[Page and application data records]
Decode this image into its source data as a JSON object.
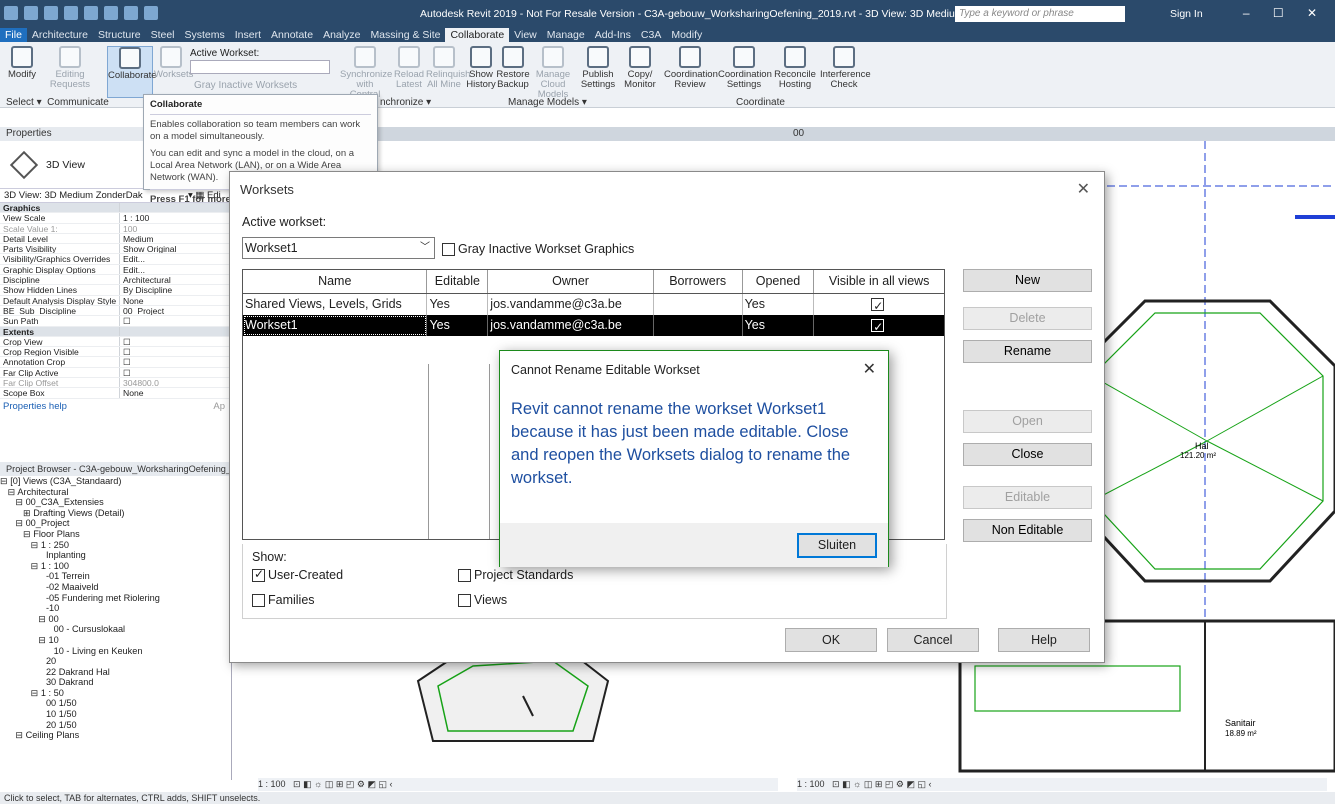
{
  "app": {
    "title": "Autodesk Revit 2019 - Not For Resale Version - C3A-gebouw_WorksharingOefening_2019.rvt - 3D View: 3D Medium ZonderDak",
    "search_placeholder": "Type a keyword or phrase",
    "sign_in": "Sign In"
  },
  "menu": [
    "File",
    "Architecture",
    "Structure",
    "Steel",
    "Systems",
    "Insert",
    "Annotate",
    "Analyze",
    "Massing & Site",
    "Collaborate",
    "View",
    "Manage",
    "Add-Ins",
    "C3A",
    "Modify"
  ],
  "ribbon": {
    "modify": "Modify",
    "editing_requests": "Editing Requests",
    "collaborate": "Collaborate",
    "worksets": "Worksets",
    "active_workset_label": "Active Workset:",
    "gray_inactive": "Gray Inactive Worksets",
    "synchronize": "Synchronize with Central",
    "reload": "Reload Latest",
    "relinquish": "Relinquish All Mine",
    "show_history": "Show History",
    "restore_backup": "Restore Backup",
    "manage_cloud": "Manage Cloud Models",
    "publish_settings": "Publish Settings",
    "copy_monitor": "Copy/ Monitor",
    "coord_review": "Coordination Review",
    "coord_settings": "Coordination Settings",
    "reconcile": "Reconcile Hosting",
    "interference": "Interference Check",
    "panel_select": "Select",
    "panel_communicate": "Communicate",
    "panel_synchronize": "nchronize",
    "panel_manage_models": "Manage Models",
    "panel_coordinate": "Coordinate"
  },
  "tooltip": {
    "title": "Collaborate",
    "line1": "Enables collaboration so team members can work on a model simultaneously.",
    "line2": "You can edit and sync a model in the cloud, on a Local Area Network (LAN), or on a Wide Area Network (WAN).",
    "f1": "Press F1 for more h"
  },
  "properties": {
    "header": "Properties",
    "type_name": "3D View",
    "view_selector": "3D View: 3D Medium ZonderDak",
    "edit_type": "Edi",
    "rows": [
      {
        "k": "Graphics",
        "v": "",
        "group": true
      },
      {
        "k": "View Scale",
        "v": "1 : 100"
      },
      {
        "k": "Scale Value    1:",
        "v": "100",
        "dim": true
      },
      {
        "k": "Detail Level",
        "v": "Medium"
      },
      {
        "k": "Parts Visibility",
        "v": "Show Original"
      },
      {
        "k": "Visibility/Graphics Overrides",
        "v": "Edit..."
      },
      {
        "k": "Graphic Display Options",
        "v": "Edit..."
      },
      {
        "k": "Discipline",
        "v": "Architectural"
      },
      {
        "k": "Show Hidden Lines",
        "v": "By Discipline"
      },
      {
        "k": "Default Analysis Display Style",
        "v": "None"
      },
      {
        "k": "BE_Sub_Discipline",
        "v": "00_Project"
      },
      {
        "k": "Sun Path",
        "v": "☐"
      },
      {
        "k": "Extents",
        "v": "",
        "group": true
      },
      {
        "k": "Crop View",
        "v": "☐"
      },
      {
        "k": "Crop Region Visible",
        "v": "☐"
      },
      {
        "k": "Annotation Crop",
        "v": "☐"
      },
      {
        "k": "Far Clip Active",
        "v": "☐"
      },
      {
        "k": "Far Clip Offset",
        "v": "304800.0",
        "dim": true
      },
      {
        "k": "Scope Box",
        "v": "None"
      }
    ],
    "help": "Properties help",
    "apply": "Ap"
  },
  "browser": {
    "header": "Project Browser - C3A-gebouw_WorksharingOefening_2019",
    "tree": [
      "⊟ [0] Views (C3A_Standaard)",
      "   ⊟ Architectural",
      "      ⊟ 00_C3A_Extensies",
      "         ⊞ Drafting Views (Detail)",
      "      ⊟ 00_Project",
      "         ⊟ Floor Plans",
      "            ⊟ 1 : 250",
      "                  Inplanting",
      "            ⊟ 1 : 100",
      "                  -01 Terrein",
      "                  -02 Maaiveld",
      "                  -05 Fundering met Riolering",
      "                  -10",
      "               ⊟ 00",
      "                     00 - Cursuslokaal",
      "               ⊟ 10",
      "                     10 - Living en Keuken",
      "                  20",
      "                  22 Dakrand Hal",
      "                  30 Dakrand",
      "            ⊟ 1 : 50",
      "                  00 1/50",
      "                  10 1/50",
      "                  20 1/50",
      "      ⊟ Ceiling Plans"
    ]
  },
  "view": {
    "tab_00": "00",
    "scale_left": "1 : 100",
    "scale_right": "1 : 100",
    "hal_label": "Hal",
    "hal_area": "121.20 m²",
    "sanitair_label": "Sanitair",
    "sanitair_area": "18.89 m²"
  },
  "statusbar": "Click to select, TAB for alternates, CTRL adds, SHIFT unselects.",
  "worksets_dialog": {
    "title": "Worksets",
    "active_label": "Active workset:",
    "active_value": "Workset1",
    "gray_label": "Gray Inactive Workset Graphics",
    "columns": [
      "Name",
      "Editable",
      "Owner",
      "Borrowers",
      "Opened",
      "Visible in all views"
    ],
    "rows": [
      {
        "name": "Shared Views, Levels, Grids",
        "editable": "Yes",
        "owner": "jos.vandamme@c3a.be",
        "borrowers": "",
        "opened": "Yes",
        "visible": true
      },
      {
        "name": "Workset1",
        "editable": "Yes",
        "owner": "jos.vandamme@c3a.be",
        "borrowers": "",
        "opened": "Yes",
        "visible": true
      }
    ],
    "buttons": {
      "new": "New",
      "delete": "Delete",
      "rename": "Rename",
      "open": "Open",
      "close": "Close",
      "editable": "Editable",
      "non_editable": "Non Editable",
      "ok": "OK",
      "cancel": "Cancel",
      "help": "Help"
    },
    "show_label": "Show:",
    "show": {
      "user_created": "User-Created",
      "families": "Families",
      "project_standards": "Project Standards",
      "views": "Views"
    }
  },
  "error_dialog": {
    "title": "Cannot Rename Editable Workset",
    "message": "Revit cannot rename the workset Workset1 because it has just been made editable. Close and reopen the Worksets dialog to rename the workset.",
    "button": "Sluiten"
  },
  "colors": {
    "title_bg": "#2b4a6b",
    "selected_row": "#000000",
    "error_text": "#1e4fa0",
    "error_border": "#1c8a1c",
    "plan_green": "#17a317",
    "grid_blue": "#1f3fd6"
  }
}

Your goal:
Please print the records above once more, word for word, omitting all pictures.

Task result:
Decode this image into its source data as a JSON object.
{
  "app": {
    "title": "Autodesk Revit 2019 - Not For Resale Version - C3A-gebouw_WorksharingOefening_2019.rvt - 3D View: 3D Medium ZonderDak",
    "search_placeholder": "Type a keyword or phrase",
    "sign_in": "Sign In"
  },
  "menu": [
    "File",
    "Architecture",
    "Structure",
    "Steel",
    "Systems",
    "Insert",
    "Annotate",
    "Analyze",
    "Massing & Site",
    "Collaborate",
    "View",
    "Manage",
    "Add-Ins",
    "C3A",
    "Modify"
  ],
  "ribbon": {
    "modify": "Modify",
    "editing_requests": "Editing Requests",
    "collaborate": "Collaborate",
    "worksets": "Worksets",
    "active_workset_label": "Active Workset:",
    "gray_inactive": "Gray Inactive Worksets",
    "synchronize": "Synchronize with Central",
    "reload": "Reload Latest",
    "relinquish": "Relinquish All Mine",
    "show_history": "Show History",
    "restore_backup": "Restore Backup",
    "manage_cloud": "Manage Cloud Models",
    "publish_settings": "Publish Settings",
    "copy_monitor": "Copy/ Monitor",
    "coord_review": "Coordination Review",
    "coord_settings": "Coordination Settings",
    "reconcile": "Reconcile Hosting",
    "interference": "Interference Check",
    "panel_select": "Select",
    "panel_communicate": "Communicate",
    "panel_synchronize": "nchronize",
    "panel_manage_models": "Manage Models",
    "panel_coordinate": "Coordinate"
  },
  "tooltip": {
    "title": "Collaborate",
    "line1": "Enables collaboration so team members can work on a model simultaneously.",
    "line2": "You can edit and sync a model in the cloud, on a Local Area Network (LAN), or on a Wide Area Network (WAN).",
    "f1": "Press F1 for more h"
  },
  "properties": {
    "header": "Properties",
    "type_name": "3D View",
    "view_selector": "3D View: 3D Medium ZonderDak",
    "edit_type": "Edi",
    "rows": [
      {
        "k": "Graphics",
        "v": "",
        "group": true
      },
      {
        "k": "View Scale",
        "v": "1 : 100"
      },
      {
        "k": "Scale Value    1:",
        "v": "100",
        "dim": true
      },
      {
        "k": "Detail Level",
        "v": "Medium"
      },
      {
        "k": "Parts Visibility",
        "v": "Show Original"
      },
      {
        "k": "Visibility/Graphics Overrides",
        "v": "Edit..."
      },
      {
        "k": "Graphic Display Options",
        "v": "Edit..."
      },
      {
        "k": "Discipline",
        "v": "Architectural"
      },
      {
        "k": "Show Hidden Lines",
        "v": "By Discipline"
      },
      {
        "k": "Default Analysis Display Style",
        "v": "None"
      },
      {
        "k": "BE_Sub_Discipline",
        "v": "00_Project"
      },
      {
        "k": "Sun Path",
        "v": "☐"
      },
      {
        "k": "Extents",
        "v": "",
        "group": true
      },
      {
        "k": "Crop View",
        "v": "☐"
      },
      {
        "k": "Crop Region Visible",
        "v": "☐"
      },
      {
        "k": "Annotation Crop",
        "v": "☐"
      },
      {
        "k": "Far Clip Active",
        "v": "☐"
      },
      {
        "k": "Far Clip Offset",
        "v": "304800.0",
        "dim": true
      },
      {
        "k": "Scope Box",
        "v": "None"
      }
    ],
    "help": "Properties help",
    "apply": "Ap"
  },
  "browser": {
    "header": "Project Browser - C3A-gebouw_WorksharingOefening_2019",
    "tree": [
      "⊟ [0] Views (C3A_Standaard)",
      "   ⊟ Architectural",
      "      ⊟ 00_C3A_Extensies",
      "         ⊞ Drafting Views (Detail)",
      "      ⊟ 00_Project",
      "         ⊟ Floor Plans",
      "            ⊟ 1 : 250",
      "                  Inplanting",
      "            ⊟ 1 : 100",
      "                  -01 Terrein",
      "                  -02 Maaiveld",
      "                  -05 Fundering met Riolering",
      "                  -10",
      "               ⊟ 00",
      "                     00 - Cursuslokaal",
      "               ⊟ 10",
      "                     10 - Living en Keuken",
      "                  20",
      "                  22 Dakrand Hal",
      "                  30 Dakrand",
      "            ⊟ 1 : 50",
      "                  00 1/50",
      "                  10 1/50",
      "                  20 1/50",
      "      ⊟ Ceiling Plans"
    ]
  },
  "view": {
    "tab_00": "00",
    "scale_left": "1 : 100",
    "scale_right": "1 : 100",
    "hal_label": "Hal",
    "hal_area": "121.20 m²",
    "sanitair_label": "Sanitair",
    "sanitair_area": "18.89 m²"
  },
  "statusbar": "Click to select, TAB for alternates, CTRL adds, SHIFT unselects.",
  "worksets_dialog": {
    "title": "Worksets",
    "active_label": "Active workset:",
    "active_value": "Workset1",
    "gray_label": "Gray Inactive Workset Graphics",
    "columns": [
      "Name",
      "Editable",
      "Owner",
      "Borrowers",
      "Opened",
      "Visible in all views"
    ],
    "rows": [
      {
        "name": "Shared Views, Levels, Grids",
        "editable": "Yes",
        "owner": "jos.vandamme@c3a.be",
        "borrowers": "",
        "opened": "Yes",
        "visible": true
      },
      {
        "name": "Workset1",
        "editable": "Yes",
        "owner": "jos.vandamme@c3a.be",
        "borrowers": "",
        "opened": "Yes",
        "visible": true
      }
    ],
    "buttons": {
      "new": "New",
      "delete": "Delete",
      "rename": "Rename",
      "open": "Open",
      "close": "Close",
      "editable": "Editable",
      "non_editable": "Non Editable",
      "ok": "OK",
      "cancel": "Cancel",
      "help": "Help"
    },
    "show_label": "Show:",
    "show": {
      "user_created": "User-Created",
      "families": "Families",
      "project_standards": "Project Standards",
      "views": "Views"
    }
  },
  "error_dialog": {
    "title": "Cannot Rename Editable Workset",
    "message": "Revit cannot rename the workset Workset1 because it has just been made editable. Close and reopen the Worksets dialog to rename the workset.",
    "button": "Sluiten"
  },
  "colors": {
    "title_bg": "#2b4a6b",
    "selected_row": "#000000",
    "error_text": "#1e4fa0",
    "error_border": "#1c8a1c",
    "plan_green": "#17a317",
    "grid_blue": "#1f3fd6"
  }
}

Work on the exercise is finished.